**What to work on:** Go through the records line by line and work out how many lines hold the word "this". Answer with the number only.
────────
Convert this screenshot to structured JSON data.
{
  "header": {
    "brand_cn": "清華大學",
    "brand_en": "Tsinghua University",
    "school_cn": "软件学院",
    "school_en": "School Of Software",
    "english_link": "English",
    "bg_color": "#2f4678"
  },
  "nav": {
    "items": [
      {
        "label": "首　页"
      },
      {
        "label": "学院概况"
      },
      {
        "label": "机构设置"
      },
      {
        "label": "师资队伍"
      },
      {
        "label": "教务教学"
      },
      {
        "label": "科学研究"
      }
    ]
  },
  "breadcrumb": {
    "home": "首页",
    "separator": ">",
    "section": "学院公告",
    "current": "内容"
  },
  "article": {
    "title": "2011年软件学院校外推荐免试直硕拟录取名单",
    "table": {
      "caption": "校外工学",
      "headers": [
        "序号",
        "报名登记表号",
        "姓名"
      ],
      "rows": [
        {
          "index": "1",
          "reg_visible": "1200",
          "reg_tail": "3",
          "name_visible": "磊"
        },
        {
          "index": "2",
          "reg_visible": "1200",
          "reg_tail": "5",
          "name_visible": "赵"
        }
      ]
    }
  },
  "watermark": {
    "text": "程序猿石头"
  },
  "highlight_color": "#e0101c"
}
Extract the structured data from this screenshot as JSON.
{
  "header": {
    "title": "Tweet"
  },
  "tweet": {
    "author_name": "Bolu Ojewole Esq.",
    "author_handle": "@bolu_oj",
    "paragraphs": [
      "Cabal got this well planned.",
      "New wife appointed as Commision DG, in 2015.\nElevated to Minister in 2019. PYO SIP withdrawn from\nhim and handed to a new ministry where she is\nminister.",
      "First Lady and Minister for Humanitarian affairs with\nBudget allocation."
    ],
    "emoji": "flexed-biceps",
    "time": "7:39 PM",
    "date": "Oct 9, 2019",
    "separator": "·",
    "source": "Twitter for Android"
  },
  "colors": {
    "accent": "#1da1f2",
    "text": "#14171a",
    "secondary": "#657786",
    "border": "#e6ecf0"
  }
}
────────
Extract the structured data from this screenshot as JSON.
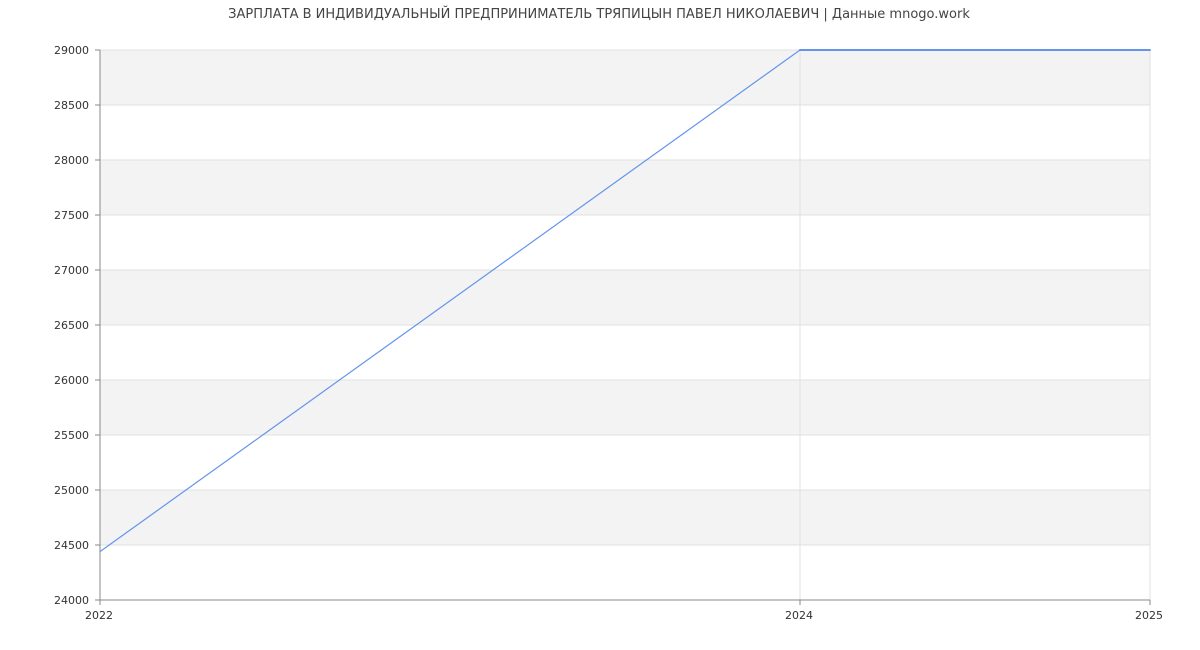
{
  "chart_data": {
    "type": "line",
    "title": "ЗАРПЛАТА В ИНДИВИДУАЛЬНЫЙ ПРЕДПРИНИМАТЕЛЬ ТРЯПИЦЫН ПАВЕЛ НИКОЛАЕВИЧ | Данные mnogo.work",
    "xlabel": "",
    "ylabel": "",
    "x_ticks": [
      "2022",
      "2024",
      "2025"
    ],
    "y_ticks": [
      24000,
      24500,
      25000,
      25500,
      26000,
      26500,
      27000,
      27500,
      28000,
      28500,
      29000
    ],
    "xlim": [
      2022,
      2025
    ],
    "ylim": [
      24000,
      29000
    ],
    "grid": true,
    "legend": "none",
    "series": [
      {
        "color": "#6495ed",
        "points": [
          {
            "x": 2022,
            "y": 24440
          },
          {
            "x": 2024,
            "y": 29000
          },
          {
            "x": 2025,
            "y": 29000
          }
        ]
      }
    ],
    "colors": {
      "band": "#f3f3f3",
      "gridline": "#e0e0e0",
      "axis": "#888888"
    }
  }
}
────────
**Written reply:** 4